At its best, the tap dance sampler program called "The Essence of Rhythm," Saturday in Royce Hall, UCLA, offered an idealization of basic locomotion: the essence of walking.
From the late John W. Bubbles' jaunty ascent up a staircase of packing crates (in a vintage film excerpt) to Charles (Honi) Coles' elegant loping steps in his brief solos, the evening illustrated Coles' statement, "if you can walk, you can dance," by showing how walking can become dancing.
Here was Linda Sohl-Donnell, leader of the locally-based host company, LTD/Unlimited, ambling through an Eddie Brown solo, "Tribute," every step intricately ornamented. Here was Brown himself in a loose-limbed shuffle that yielded the most delicately modulated tap-sonics imaginable. And here was Howard "Sandman" Sims, virtuosically kick-walking, heel-clicking and running in place with a vigor that reminded you of tap's origins as street dance.
However, Sohl-Donnell, Brown and even Sims were far better showcased in a February LTD/Unlimited performance at the Japan America Theater--for, at worse, the UCLA proceedings degenerated from too much talk into something approaching the essence of bull.
In a numbing demonstration of what killed vaudeville, Coles and, especially, Leonard Reed made lame jokes, kept extorting additional ovations from an already generous audience--but never supplied some crucial information.
The great Jimmy Slyde, for instance, had been scheduled to appear but canceled, reportedly due to the illness of his father. Somehow, no opportunity arose to explain Slyde's absence in all the self-congratulatory jabber.
Besides the dance-time lost to M.C. indulgences, the opportunity for varied, leisurely sets by Coles and Brown became curtailed by a surfeit of mediocre acts (the hard-driving but ungainly Steve Condos, the effusive but technically unexceptional Frances Nealy) and lots of unison LTD numbers.
One short, quietly sensational tribute to Bill (Bojangles) Robinson and two inconclusive solo-fragments suggested something of Coles' artistry but, coupled with the endless banter, added up to more of a personal appearance than a performance.

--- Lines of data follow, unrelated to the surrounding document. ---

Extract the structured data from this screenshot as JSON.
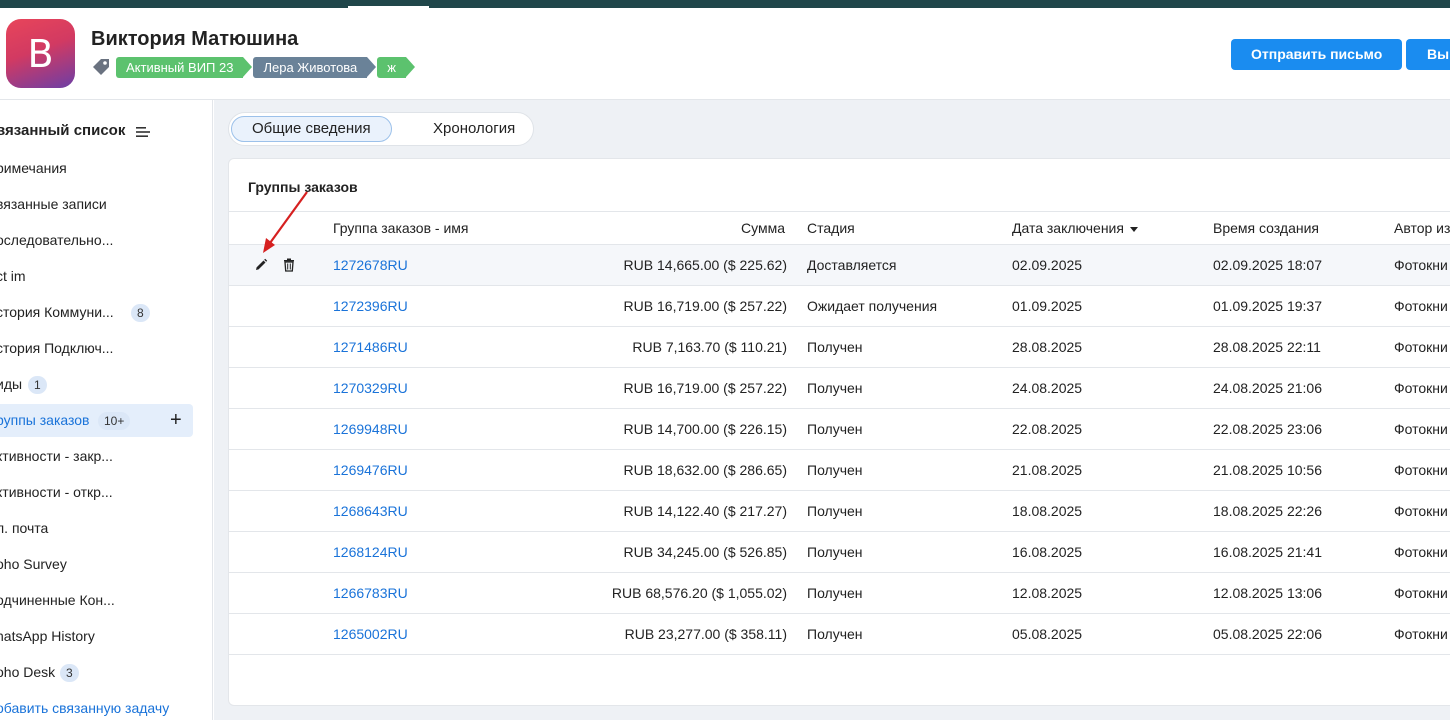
{
  "header": {
    "avatar_letter": "В",
    "contact_name": "Виктория Матюшина",
    "tags": [
      {
        "label": "Активный ВИП 23",
        "color": "#5cc26e"
      },
      {
        "label": "Лера Животова",
        "color": "#6a8298"
      },
      {
        "label": "ж",
        "color": "#5cc26e"
      }
    ],
    "send_email_label": "Отправить письмо",
    "more_button_label": "Вы"
  },
  "sidebar": {
    "title": "вязанный список",
    "items": [
      {
        "label": "римечания",
        "badge": ""
      },
      {
        "label": "вязанные записи",
        "badge": ""
      },
      {
        "label": "оследовательно...",
        "badge": ""
      },
      {
        "label": "ct im",
        "badge": ""
      },
      {
        "label": "стория Коммуни...",
        "badge": "8"
      },
      {
        "label": "стория Подключ...",
        "badge": ""
      },
      {
        "label": "иды",
        "badge": "1"
      },
      {
        "label": "руппы заказов",
        "badge": "10+"
      },
      {
        "label": "ктивности - закр...",
        "badge": ""
      },
      {
        "label": "ктивности - откр...",
        "badge": ""
      },
      {
        "label": "л. почта",
        "badge": ""
      },
      {
        "label": "oho Survey",
        "badge": ""
      },
      {
        "label": "одчиненные Кон...",
        "badge": ""
      },
      {
        "label": "hatsApp History",
        "badge": ""
      },
      {
        "label": "oho Desk",
        "badge": "3"
      }
    ],
    "add_task_link": "обавить связанную задачу"
  },
  "main": {
    "tabs": [
      {
        "label": "Общие сведения"
      },
      {
        "label": "Хронология"
      }
    ],
    "card_title": "Группы заказов",
    "columns": {
      "name": "Группа заказов - имя",
      "amount": "Сумма",
      "stage": "Стадия",
      "close_date": "Дата заключения",
      "created": "Время создания",
      "author": "Автор из"
    },
    "rows": [
      {
        "name": "1272678RU",
        "amount": "RUB 14,665.00 ($ 225.62)",
        "stage": "Доставляется",
        "close_date": "02.09.2025",
        "created": "02.09.2025 18:07",
        "author": "Фотокни"
      },
      {
        "name": "1272396RU",
        "amount": "RUB 16,719.00 ($ 257.22)",
        "stage": "Ожидает получения",
        "close_date": "01.09.2025",
        "created": "01.09.2025 19:37",
        "author": "Фотокни"
      },
      {
        "name": "1271486RU",
        "amount": "RUB 7,163.70 ($ 110.21)",
        "stage": "Получен",
        "close_date": "28.08.2025",
        "created": "28.08.2025 22:11",
        "author": "Фотокни"
      },
      {
        "name": "1270329RU",
        "amount": "RUB 16,719.00 ($ 257.22)",
        "stage": "Получен",
        "close_date": "24.08.2025",
        "created": "24.08.2025 21:06",
        "author": "Фотокни"
      },
      {
        "name": "1269948RU",
        "amount": "RUB 14,700.00 ($ 226.15)",
        "stage": "Получен",
        "close_date": "22.08.2025",
        "created": "22.08.2025 23:06",
        "author": "Фотокни"
      },
      {
        "name": "1269476RU",
        "amount": "RUB 18,632.00 ($ 286.65)",
        "stage": "Получен",
        "close_date": "21.08.2025",
        "created": "21.08.2025 10:56",
        "author": "Фотокни"
      },
      {
        "name": "1268643RU",
        "amount": "RUB 14,122.40 ($ 217.27)",
        "stage": "Получен",
        "close_date": "18.08.2025",
        "created": "18.08.2025 22:26",
        "author": "Фотокни"
      },
      {
        "name": "1268124RU",
        "amount": "RUB 34,245.00 ($ 526.85)",
        "stage": "Получен",
        "close_date": "16.08.2025",
        "created": "16.08.2025 21:41",
        "author": "Фотокни"
      },
      {
        "name": "1266783RU",
        "amount": "RUB 68,576.20 ($ 1,055.02)",
        "stage": "Получен",
        "close_date": "12.08.2025",
        "created": "12.08.2025 13:06",
        "author": "Фотокни"
      },
      {
        "name": "1265002RU",
        "amount": "RUB 23,277.00 ($ 358.11)",
        "stage": "Получен",
        "close_date": "05.08.2025",
        "created": "05.08.2025 22:06",
        "author": "Фотокни"
      }
    ]
  },
  "colors": {
    "accent": "#1a8cf0",
    "link": "#1a73d9",
    "topbar": "#20464a",
    "annotation_arrow": "#d62020"
  }
}
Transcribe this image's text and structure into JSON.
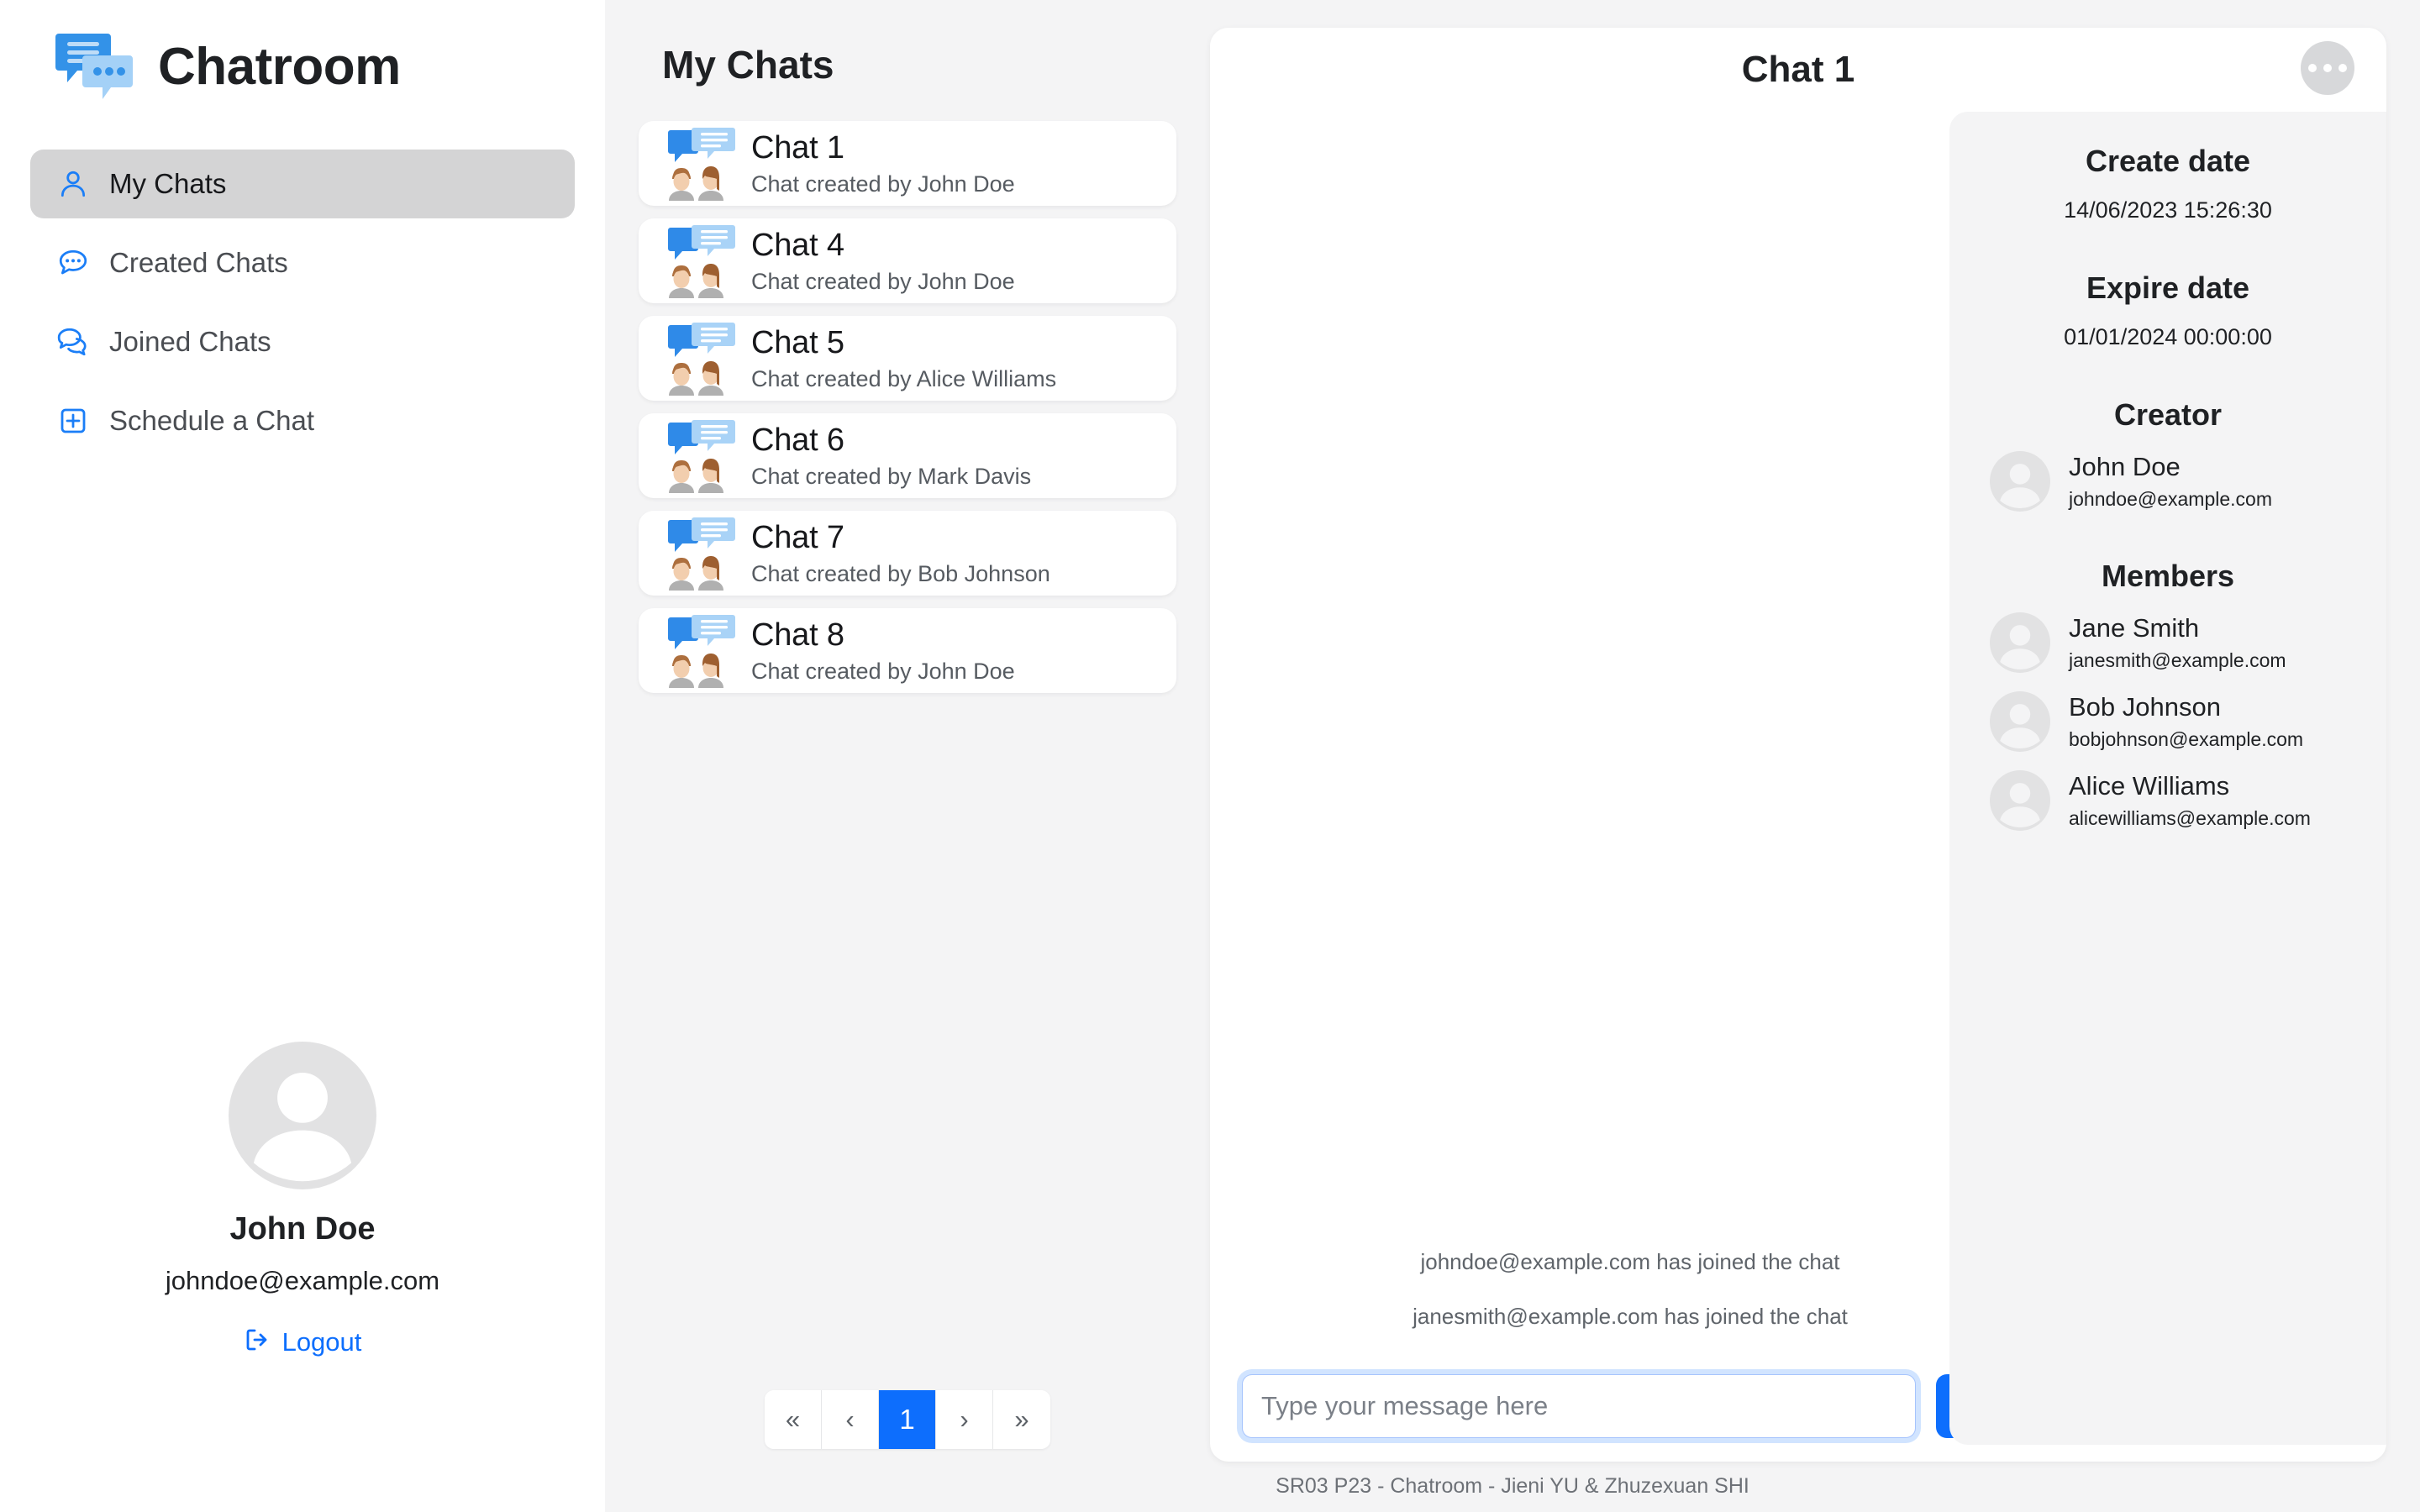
{
  "brand": {
    "title": "Chatroom",
    "logo_icon": "chat-bubbles-logo"
  },
  "sidebar": {
    "items": [
      {
        "label": "My Chats",
        "icon": "person-icon",
        "active": true
      },
      {
        "label": "Created Chats",
        "icon": "chat-bubble-dots-icon",
        "active": false
      },
      {
        "label": "Joined Chats",
        "icon": "chat-bubbles-pair-icon",
        "active": false
      },
      {
        "label": "Schedule a Chat",
        "icon": "plus-square-icon",
        "active": false
      }
    ],
    "profile": {
      "avatar_icon": "user-avatar-placeholder",
      "name": "John Doe",
      "email": "johndoe@example.com",
      "logout_label": "Logout",
      "logout_icon": "sign-out-icon"
    }
  },
  "chatlist": {
    "title": "My Chats",
    "cards": [
      {
        "name": "Chat 1",
        "subtitle": "Chat created by John Doe"
      },
      {
        "name": "Chat 4",
        "subtitle": "Chat created by John Doe"
      },
      {
        "name": "Chat 5",
        "subtitle": "Chat created by Alice Williams"
      },
      {
        "name": "Chat 6",
        "subtitle": "Chat created by Mark Davis"
      },
      {
        "name": "Chat 7",
        "subtitle": "Chat created by Bob Johnson"
      },
      {
        "name": "Chat 8",
        "subtitle": "Chat created by John Doe"
      }
    ],
    "pagination": {
      "first": "«",
      "prev": "‹",
      "current_page": "1",
      "next": "›",
      "last": "»"
    }
  },
  "chat": {
    "title": "Chat 1",
    "options_icon": "more-options-icon",
    "messages": [
      "johndoe@example.com has joined the chat",
      "janesmith@example.com has joined the chat"
    ],
    "composer": {
      "placeholder": "Type your message here",
      "value": "",
      "send_icon": "paper-plane-icon"
    }
  },
  "details": {
    "create_date_label": "Create date",
    "create_date_value": "14/06/2023 15:26:30",
    "expire_date_label": "Expire date",
    "expire_date_value": "01/01/2024 00:00:00",
    "creator_label": "Creator",
    "creator": {
      "name": "John Doe",
      "email": "johndoe@example.com"
    },
    "members_label": "Members",
    "members": [
      {
        "name": "Jane Smith",
        "email": "janesmith@example.com"
      },
      {
        "name": "Bob Johnson",
        "email": "bobjohnson@example.com"
      },
      {
        "name": "Alice Williams",
        "email": "alicewilliams@example.com"
      }
    ]
  },
  "footer": {
    "text": "SR03 P23 - Chatroom - Jieni YU & Zhuzexuan SHI"
  },
  "colors": {
    "accent": "#0d6efd",
    "panel_bg": "#f4f4f5",
    "active_nav": "#d4d4d5"
  }
}
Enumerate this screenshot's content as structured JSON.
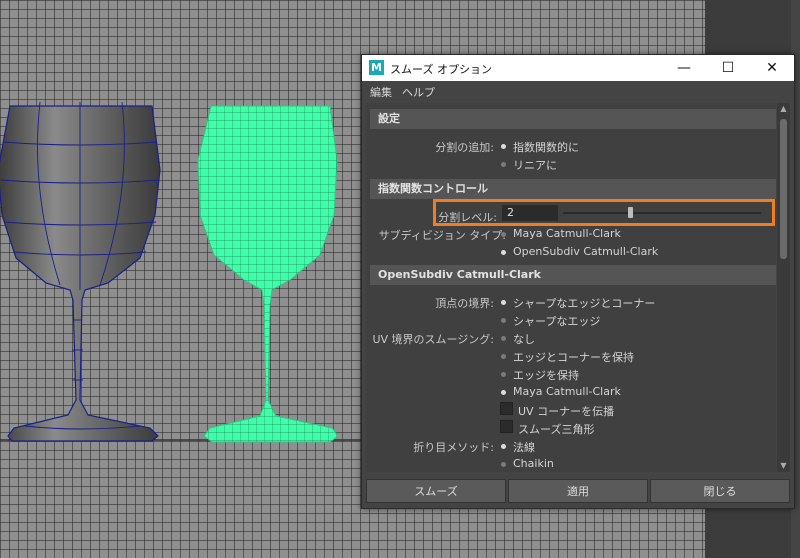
{
  "dialog": {
    "title": "スムーズ オプション",
    "logo": "M",
    "controls": {
      "minimize": "—",
      "maximize": "☐",
      "close": "✕"
    },
    "menu": [
      "編集",
      "ヘルプ"
    ]
  },
  "sections": {
    "settings": "設定",
    "exponential": "指数関数コントロール",
    "opensubdiv": "OpenSubdiv Catmull-Clark"
  },
  "settings": {
    "add_divisions_label": "分割の追加:",
    "options": [
      "指数関数的に",
      "リニアに"
    ],
    "selected": 0
  },
  "exponential": {
    "division_level_label": "分割レベル:",
    "division_level_value": "2",
    "slider_fraction": 0.34,
    "subdivision_type_label": "サブディビジョン タイプ:",
    "subdivision_types": [
      "Maya Catmull-Clark",
      "OpenSubdiv Catmull-Clark"
    ],
    "subdivision_selected": 1
  },
  "opensubdiv": {
    "vertex_boundary_label": "頂点の境界:",
    "vertex_boundary_options": [
      "シャープなエッジとコーナー",
      "シャープなエッジ"
    ],
    "vertex_boundary_selected": 0,
    "uv_smoothing_label": "UV 境界のスムージング:",
    "uv_smoothing_options": [
      "なし",
      "エッジとコーナーを保持",
      "エッジを保持",
      "Maya Catmull-Clark"
    ],
    "uv_smoothing_selected": 3,
    "propagate_uv_corners": "UV コーナーを伝播",
    "smooth_triangles": "スムーズ三角形",
    "crease_method_label": "折り目メソッド:",
    "crease_methods": [
      "法線",
      "Chaikin"
    ],
    "crease_selected": 0
  },
  "footer": {
    "smooth": "スムーズ",
    "apply": "適用",
    "close": "閉じる"
  },
  "colors": {
    "highlight": "#ee7e1f",
    "wireframe_selected": "#3dffa9",
    "wireframe": "#1a1f8a"
  },
  "icons": {
    "logo": "maya-logo-icon"
  }
}
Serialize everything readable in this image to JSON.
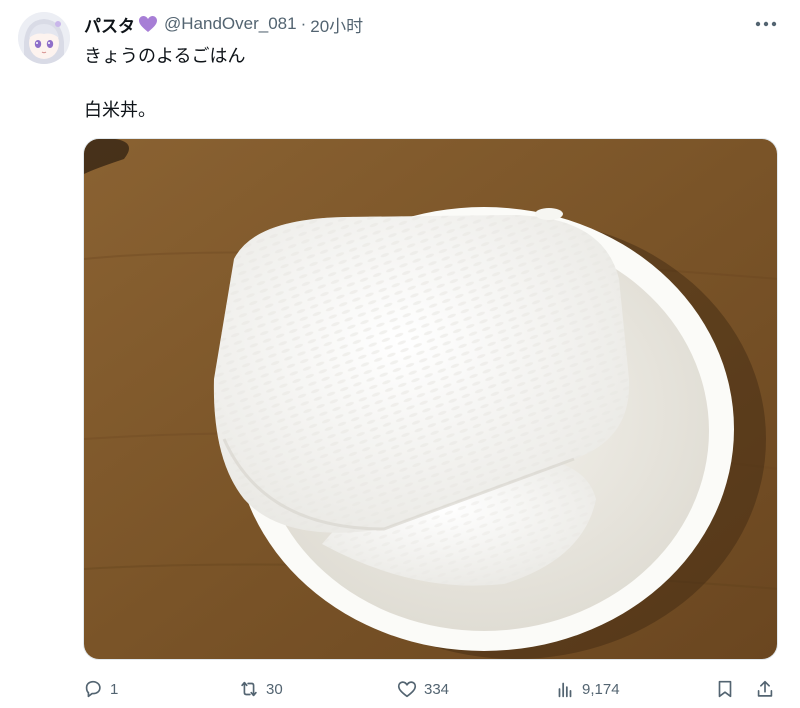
{
  "tweet": {
    "display_name": "パスタ",
    "handle": "@HandOver_081",
    "separator": "·",
    "time": "20小时",
    "text_line1": "きょうのよるごはん",
    "text_line2": "白米丼。"
  },
  "icons": {
    "heart_badge": "purple-heart-emoji",
    "more": "more-dots-icon",
    "reply": "reply-icon",
    "retweet": "retweet-icon",
    "like": "like-icon",
    "views": "views-icon",
    "bookmark": "bookmark-icon",
    "share": "share-icon"
  },
  "stats": {
    "replies": "1",
    "retweets": "30",
    "likes": "334",
    "views": "9,174"
  },
  "colors": {
    "text_primary": "#0f1419",
    "text_secondary": "#536471",
    "heart_badge": "#a77ed6"
  }
}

Both in taps and on his amplified sand board, Sims put over his familiar act with immense energy and freshness. As for Brown, he confined his serious dancing to one brilliantly musical solo and a genial number ("Just Layin' Down the Taps") with the five LTD women in which they developed motifs from his mini-solos while he, in turn, adopted elements of their more formal visual style.
Compared to the more physically supple and musically responsive February performance, LTD itself looked glossy and flat on Saturday, with only Monie Adamson defining a personality in her dancing.
To a lush arrangement by Phil Wright (leader of the fine 16-member band accompanying all the dancing), Sohl-Donnell's new "Dark Eyes" contrasted footloose sorties by Adamson and Beverley Scott with movement by Sohl-Donnell, Karol Lee and Pauline Hagino on, with or around chairs. The intriguing interplay of horizontal and vertical, seated and standing motion never really developed but, more seriously, the dancers stayed mired in a bright, vacant expertise.
Between Frances Nealy's generation (with its hotter rappin' than tappin') and the faceless, rhythm-is-of-the-essence Tap Revival era defined by Sohl-Donnell and her company, some sort of lock down of expressivity occurred for women in tap. Lynn Dally (of the Jazz Tap Ensemble) has been exploring avenues of escape, but even she is far from the full-bodied tap emotion that Gregory Hines has achieved.
Perhaps because tap used to be an almost exclusively male domain, most of the current crop of female revivalists seem to have appropriated not only male attire but also what they consider to be male impassivity. That's the greatest limitation of LTD/Unlimited right now: a kind of unyielding, desexualized efficiency that fails to address who might be dancing these routines--and why.